**Work item:** Using the listing that follows, return every line with the word "events".

[Supplied entries — start]

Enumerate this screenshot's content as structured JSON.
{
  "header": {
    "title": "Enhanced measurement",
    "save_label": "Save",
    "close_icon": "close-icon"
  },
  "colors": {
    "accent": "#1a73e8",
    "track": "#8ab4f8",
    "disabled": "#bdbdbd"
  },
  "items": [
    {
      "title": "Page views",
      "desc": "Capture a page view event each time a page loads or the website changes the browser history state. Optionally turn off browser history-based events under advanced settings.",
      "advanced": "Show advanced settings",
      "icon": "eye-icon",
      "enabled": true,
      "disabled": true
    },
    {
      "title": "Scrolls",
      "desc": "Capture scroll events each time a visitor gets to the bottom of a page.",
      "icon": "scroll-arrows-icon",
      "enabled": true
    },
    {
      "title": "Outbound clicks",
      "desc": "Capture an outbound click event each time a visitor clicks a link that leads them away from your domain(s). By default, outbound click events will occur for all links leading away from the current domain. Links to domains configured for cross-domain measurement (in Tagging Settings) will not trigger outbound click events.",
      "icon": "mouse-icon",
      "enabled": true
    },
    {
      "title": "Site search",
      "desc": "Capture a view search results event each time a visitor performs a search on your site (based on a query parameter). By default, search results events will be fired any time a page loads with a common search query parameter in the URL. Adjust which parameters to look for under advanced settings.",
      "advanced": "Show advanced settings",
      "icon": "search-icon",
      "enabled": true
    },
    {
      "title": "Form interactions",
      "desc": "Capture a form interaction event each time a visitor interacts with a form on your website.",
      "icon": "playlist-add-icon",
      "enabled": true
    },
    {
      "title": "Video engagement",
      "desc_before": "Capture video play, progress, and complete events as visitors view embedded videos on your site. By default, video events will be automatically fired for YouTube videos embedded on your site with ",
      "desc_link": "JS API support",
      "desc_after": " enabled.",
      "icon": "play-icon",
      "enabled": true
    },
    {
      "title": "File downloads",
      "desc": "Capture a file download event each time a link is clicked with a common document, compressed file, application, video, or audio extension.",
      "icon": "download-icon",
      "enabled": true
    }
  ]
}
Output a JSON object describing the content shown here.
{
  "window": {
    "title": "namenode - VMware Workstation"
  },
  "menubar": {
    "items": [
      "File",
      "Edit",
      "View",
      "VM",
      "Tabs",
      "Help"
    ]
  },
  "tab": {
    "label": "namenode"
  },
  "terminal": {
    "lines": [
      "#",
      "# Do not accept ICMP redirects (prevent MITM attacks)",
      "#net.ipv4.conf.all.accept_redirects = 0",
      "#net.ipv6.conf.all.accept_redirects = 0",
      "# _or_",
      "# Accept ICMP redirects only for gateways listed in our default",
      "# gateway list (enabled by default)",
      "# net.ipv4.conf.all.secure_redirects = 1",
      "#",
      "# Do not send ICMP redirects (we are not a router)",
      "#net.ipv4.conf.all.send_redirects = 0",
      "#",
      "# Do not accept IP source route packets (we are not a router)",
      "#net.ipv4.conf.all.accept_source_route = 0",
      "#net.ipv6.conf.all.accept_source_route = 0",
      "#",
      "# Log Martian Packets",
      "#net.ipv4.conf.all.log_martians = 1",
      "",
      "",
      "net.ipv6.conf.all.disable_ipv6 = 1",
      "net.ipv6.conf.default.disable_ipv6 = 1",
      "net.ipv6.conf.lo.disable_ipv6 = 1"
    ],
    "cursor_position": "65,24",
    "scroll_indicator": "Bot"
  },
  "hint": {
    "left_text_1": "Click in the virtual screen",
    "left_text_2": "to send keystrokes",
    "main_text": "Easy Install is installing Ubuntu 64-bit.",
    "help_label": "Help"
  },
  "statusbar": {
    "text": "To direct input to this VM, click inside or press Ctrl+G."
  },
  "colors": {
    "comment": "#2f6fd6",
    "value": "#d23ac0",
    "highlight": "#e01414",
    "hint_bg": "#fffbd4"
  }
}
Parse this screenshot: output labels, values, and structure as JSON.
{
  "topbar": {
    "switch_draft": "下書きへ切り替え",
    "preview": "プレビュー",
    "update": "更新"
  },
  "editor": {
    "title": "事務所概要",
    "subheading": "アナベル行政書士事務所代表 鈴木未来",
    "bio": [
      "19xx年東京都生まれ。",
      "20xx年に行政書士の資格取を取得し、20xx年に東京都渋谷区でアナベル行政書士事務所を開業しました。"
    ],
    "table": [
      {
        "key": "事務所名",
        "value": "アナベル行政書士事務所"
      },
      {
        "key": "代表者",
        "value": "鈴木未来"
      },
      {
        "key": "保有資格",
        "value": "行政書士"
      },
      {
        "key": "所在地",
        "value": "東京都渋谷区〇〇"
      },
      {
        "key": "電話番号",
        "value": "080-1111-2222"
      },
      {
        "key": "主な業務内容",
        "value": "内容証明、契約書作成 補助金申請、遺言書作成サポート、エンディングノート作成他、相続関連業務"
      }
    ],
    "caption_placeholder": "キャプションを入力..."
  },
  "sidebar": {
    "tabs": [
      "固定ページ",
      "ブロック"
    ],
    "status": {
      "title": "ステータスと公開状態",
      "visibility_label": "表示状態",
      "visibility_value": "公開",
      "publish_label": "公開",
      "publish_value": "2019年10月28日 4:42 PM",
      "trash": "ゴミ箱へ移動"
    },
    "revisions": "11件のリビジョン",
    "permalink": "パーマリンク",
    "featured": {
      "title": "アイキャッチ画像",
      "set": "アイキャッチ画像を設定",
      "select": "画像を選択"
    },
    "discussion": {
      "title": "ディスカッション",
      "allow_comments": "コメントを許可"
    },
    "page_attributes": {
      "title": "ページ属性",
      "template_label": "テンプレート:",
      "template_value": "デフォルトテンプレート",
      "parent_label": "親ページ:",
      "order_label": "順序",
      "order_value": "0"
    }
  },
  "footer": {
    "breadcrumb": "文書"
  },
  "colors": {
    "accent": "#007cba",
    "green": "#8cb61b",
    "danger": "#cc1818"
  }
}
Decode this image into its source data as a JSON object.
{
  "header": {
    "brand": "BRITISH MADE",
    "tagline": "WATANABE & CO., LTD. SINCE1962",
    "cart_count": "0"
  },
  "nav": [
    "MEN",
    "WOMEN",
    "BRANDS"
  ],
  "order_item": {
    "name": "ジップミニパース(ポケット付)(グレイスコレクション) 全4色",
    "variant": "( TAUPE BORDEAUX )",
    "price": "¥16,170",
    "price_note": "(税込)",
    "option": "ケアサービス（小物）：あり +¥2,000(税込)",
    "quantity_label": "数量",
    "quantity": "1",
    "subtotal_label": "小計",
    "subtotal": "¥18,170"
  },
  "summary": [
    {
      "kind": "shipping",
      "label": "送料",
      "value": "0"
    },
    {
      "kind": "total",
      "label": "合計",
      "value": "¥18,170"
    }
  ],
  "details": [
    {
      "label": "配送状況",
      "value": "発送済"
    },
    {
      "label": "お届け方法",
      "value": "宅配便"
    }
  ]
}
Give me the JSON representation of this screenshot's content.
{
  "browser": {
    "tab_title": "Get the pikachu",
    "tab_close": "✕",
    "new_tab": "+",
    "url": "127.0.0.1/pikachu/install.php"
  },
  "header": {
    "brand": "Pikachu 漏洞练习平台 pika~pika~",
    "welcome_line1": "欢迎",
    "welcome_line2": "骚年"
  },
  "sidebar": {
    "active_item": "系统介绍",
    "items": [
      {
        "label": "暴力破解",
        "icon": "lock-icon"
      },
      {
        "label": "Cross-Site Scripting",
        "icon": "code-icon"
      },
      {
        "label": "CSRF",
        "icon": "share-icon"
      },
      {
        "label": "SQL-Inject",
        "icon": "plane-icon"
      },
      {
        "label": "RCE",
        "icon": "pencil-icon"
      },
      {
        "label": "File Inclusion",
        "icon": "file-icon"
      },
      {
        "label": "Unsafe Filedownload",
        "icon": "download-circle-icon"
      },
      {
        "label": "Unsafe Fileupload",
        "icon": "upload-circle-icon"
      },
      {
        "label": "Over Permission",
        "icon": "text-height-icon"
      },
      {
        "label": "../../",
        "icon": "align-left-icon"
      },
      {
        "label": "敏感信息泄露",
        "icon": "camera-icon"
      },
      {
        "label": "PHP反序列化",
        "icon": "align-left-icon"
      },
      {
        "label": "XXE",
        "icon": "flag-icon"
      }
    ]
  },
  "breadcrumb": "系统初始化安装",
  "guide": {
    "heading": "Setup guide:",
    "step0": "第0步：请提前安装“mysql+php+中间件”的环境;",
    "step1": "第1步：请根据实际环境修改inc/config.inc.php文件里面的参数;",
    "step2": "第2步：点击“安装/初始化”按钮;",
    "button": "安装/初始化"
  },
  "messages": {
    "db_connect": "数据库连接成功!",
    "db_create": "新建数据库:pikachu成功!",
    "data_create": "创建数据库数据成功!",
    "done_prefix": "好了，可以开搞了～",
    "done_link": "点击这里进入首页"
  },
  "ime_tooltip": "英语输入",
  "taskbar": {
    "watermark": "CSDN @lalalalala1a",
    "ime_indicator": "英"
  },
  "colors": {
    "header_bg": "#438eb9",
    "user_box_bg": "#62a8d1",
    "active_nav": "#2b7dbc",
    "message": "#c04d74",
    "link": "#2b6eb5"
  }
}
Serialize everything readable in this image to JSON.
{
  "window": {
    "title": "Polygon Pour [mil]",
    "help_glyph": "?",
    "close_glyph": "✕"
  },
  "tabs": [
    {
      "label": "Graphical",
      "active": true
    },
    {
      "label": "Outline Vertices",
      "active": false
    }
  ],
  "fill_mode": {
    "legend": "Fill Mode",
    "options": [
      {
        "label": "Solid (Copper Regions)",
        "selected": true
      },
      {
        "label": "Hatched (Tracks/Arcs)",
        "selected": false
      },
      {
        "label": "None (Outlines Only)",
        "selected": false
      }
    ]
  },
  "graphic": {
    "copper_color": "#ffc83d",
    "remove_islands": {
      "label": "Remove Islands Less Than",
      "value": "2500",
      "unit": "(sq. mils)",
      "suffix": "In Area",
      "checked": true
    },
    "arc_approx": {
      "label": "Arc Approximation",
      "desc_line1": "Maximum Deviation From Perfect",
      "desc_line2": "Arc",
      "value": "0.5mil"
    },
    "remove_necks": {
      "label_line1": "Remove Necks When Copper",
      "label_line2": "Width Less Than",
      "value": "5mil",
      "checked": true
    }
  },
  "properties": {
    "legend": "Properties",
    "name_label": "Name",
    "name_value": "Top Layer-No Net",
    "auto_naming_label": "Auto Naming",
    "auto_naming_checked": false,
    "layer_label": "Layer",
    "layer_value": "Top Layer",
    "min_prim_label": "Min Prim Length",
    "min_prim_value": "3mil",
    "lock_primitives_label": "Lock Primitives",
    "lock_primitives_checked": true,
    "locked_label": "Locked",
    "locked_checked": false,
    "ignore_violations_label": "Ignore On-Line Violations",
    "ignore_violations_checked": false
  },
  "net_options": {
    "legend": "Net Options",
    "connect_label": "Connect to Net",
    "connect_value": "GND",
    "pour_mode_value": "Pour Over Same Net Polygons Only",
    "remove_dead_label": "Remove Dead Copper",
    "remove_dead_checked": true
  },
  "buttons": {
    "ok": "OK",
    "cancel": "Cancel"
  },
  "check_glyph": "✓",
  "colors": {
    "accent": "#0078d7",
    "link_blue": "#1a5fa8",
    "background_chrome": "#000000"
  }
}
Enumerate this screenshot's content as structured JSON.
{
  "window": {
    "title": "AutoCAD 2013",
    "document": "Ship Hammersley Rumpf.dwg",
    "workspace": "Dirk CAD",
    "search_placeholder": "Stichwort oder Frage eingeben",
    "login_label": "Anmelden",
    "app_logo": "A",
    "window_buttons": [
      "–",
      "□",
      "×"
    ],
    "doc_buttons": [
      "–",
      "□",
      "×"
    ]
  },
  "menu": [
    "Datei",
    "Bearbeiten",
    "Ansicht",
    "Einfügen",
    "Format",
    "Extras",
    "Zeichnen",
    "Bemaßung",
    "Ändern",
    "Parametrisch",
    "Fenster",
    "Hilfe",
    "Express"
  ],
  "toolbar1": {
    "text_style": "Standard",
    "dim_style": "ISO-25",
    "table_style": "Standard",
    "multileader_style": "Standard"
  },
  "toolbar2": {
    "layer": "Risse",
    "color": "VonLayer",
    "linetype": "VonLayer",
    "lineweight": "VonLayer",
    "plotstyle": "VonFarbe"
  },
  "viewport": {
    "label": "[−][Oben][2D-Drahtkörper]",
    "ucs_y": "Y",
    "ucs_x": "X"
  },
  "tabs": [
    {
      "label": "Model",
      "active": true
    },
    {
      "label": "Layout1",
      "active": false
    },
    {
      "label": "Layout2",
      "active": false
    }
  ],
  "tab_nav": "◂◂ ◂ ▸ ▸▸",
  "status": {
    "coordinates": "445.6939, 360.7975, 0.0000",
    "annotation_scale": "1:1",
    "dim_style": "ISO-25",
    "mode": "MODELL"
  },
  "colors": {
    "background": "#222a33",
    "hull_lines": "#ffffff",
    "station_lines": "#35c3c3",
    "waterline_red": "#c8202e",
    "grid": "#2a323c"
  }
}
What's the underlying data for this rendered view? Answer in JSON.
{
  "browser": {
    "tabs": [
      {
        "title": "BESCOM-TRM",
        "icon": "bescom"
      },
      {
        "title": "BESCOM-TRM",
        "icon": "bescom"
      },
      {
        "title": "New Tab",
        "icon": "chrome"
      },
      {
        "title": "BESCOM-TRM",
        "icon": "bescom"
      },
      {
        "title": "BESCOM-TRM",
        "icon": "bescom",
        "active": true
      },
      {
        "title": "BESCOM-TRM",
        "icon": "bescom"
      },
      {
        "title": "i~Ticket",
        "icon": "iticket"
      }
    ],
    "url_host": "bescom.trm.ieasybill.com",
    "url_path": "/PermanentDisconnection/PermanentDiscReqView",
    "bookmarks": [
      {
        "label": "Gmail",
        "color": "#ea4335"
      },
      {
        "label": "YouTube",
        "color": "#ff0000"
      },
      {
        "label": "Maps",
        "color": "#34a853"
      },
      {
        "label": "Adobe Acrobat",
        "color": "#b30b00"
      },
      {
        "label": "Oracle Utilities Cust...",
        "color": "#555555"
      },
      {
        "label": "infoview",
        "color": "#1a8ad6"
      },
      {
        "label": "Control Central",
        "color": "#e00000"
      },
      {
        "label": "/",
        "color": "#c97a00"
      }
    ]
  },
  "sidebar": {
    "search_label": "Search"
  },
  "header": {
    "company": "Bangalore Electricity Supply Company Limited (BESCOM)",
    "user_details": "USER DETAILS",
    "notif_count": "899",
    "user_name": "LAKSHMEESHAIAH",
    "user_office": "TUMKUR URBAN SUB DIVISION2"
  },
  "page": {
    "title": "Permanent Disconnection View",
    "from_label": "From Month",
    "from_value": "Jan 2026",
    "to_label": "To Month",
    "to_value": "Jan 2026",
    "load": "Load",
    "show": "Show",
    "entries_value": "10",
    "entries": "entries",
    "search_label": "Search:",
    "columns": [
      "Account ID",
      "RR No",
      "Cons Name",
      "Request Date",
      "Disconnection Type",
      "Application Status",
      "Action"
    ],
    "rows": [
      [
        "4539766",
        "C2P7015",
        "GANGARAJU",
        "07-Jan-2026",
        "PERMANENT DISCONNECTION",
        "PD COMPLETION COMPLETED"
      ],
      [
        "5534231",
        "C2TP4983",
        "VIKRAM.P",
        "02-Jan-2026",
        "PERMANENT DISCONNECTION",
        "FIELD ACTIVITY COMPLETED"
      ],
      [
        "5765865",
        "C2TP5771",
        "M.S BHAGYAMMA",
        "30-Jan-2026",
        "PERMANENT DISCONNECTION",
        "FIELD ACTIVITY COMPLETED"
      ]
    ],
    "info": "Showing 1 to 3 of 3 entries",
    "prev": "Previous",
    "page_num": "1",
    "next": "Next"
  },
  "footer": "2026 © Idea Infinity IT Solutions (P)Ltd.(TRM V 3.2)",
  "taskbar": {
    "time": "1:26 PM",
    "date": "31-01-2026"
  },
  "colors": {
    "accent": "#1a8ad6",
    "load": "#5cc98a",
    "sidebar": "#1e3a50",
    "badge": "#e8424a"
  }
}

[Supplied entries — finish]

**Answer area:**
      "desc": "Capture a page view event each time a page loads or the website changes the browser history state. Optionally turn off browser history-based events under advanced settings.",
      "desc": "Capture scroll events each time a visitor gets to the bottom of a page.",
      "desc": "Capture an outbound click event each time a visitor clicks a link that leads them away from your domain(s). By default, outbound click events will occur for all links leading away from the current domain. Links to domains configured for cross-domain measurement (in Tagging Settings) will not trigger outbound click events.",
      "desc": "Capture a view search results event each time a visitor performs a search on your site (based on a query parameter). By default, search results events will be fired any time a page loads with a common search query parameter in the URL. Adjust which parameters to look for under advanced settings.",
      "desc_before": "Capture video play, progress, and complete events as visitors view embedded videos on your site. By default, video events will be automatically fired for YouTube videos embedded on your site with ",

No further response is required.